[GIVEN ENTRIES]

========

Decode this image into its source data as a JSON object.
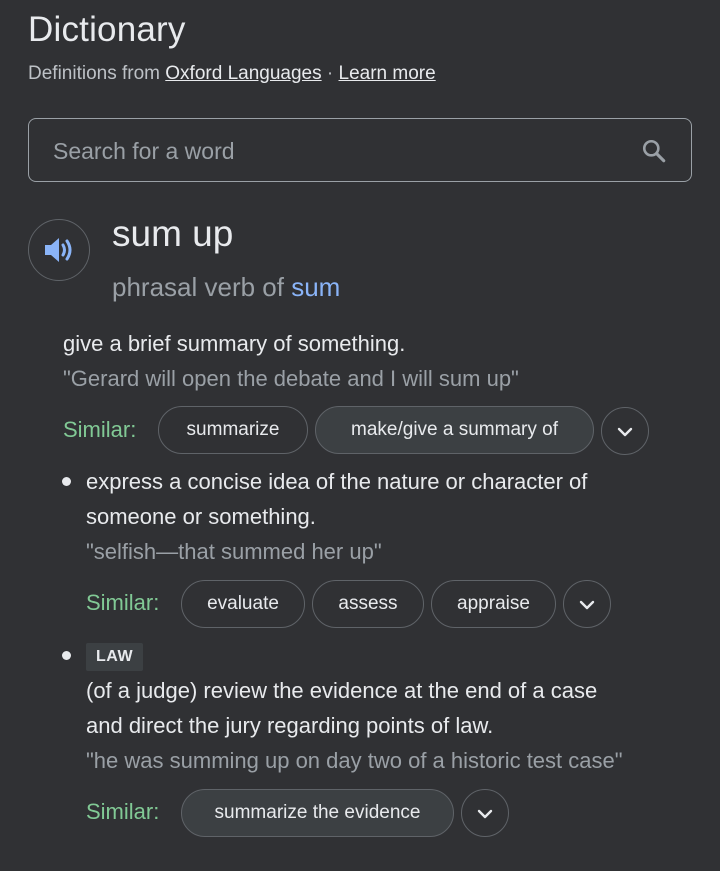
{
  "header": {
    "title": "Dictionary",
    "subtitle_prefix": "Definitions from ",
    "source_link": "Oxford Languages",
    "separator": " · ",
    "learn_more": "Learn more"
  },
  "search": {
    "placeholder": "Search for a word",
    "icon": "search-icon"
  },
  "entry": {
    "speaker_icon": "speaker-icon",
    "word": "sum up",
    "pos_prefix": "phrasal verb of ",
    "pos_link": "sum"
  },
  "senses": [
    {
      "definition": "give a brief summary of something.",
      "example": "\"Gerard will open the debate and I will sum up\"",
      "similar_label": "Similar:",
      "similar": [
        "summarize",
        "make/give a summary of"
      ]
    },
    {
      "definition_line1": "express a concise idea of the nature or character of",
      "definition_line2": "someone or something.",
      "example": "\"selfish—that summed her up\"",
      "similar_label": "Similar:",
      "similar": [
        "evaluate",
        "assess",
        "appraise"
      ]
    },
    {
      "tag": "LAW",
      "definition_line1": "(of a judge) review the evidence at the end of a case",
      "definition_line2": "and direct the jury regarding points of law.",
      "example": "\"he was summing up on day two of a historic test case\"",
      "similar_label": "Similar:",
      "similar": [
        "summarize the evidence"
      ]
    }
  ],
  "colors": {
    "background": "#303134",
    "text": "#e8eaed",
    "muted": "#9aa0a6",
    "link": "#8ab4f8",
    "similar_label": "#81c995",
    "speaker_icon": "#8ab4f8"
  }
}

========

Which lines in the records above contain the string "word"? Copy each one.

[YOUR SOLUTION]
    "placeholder": "Search for a word",
    "word": "sum up",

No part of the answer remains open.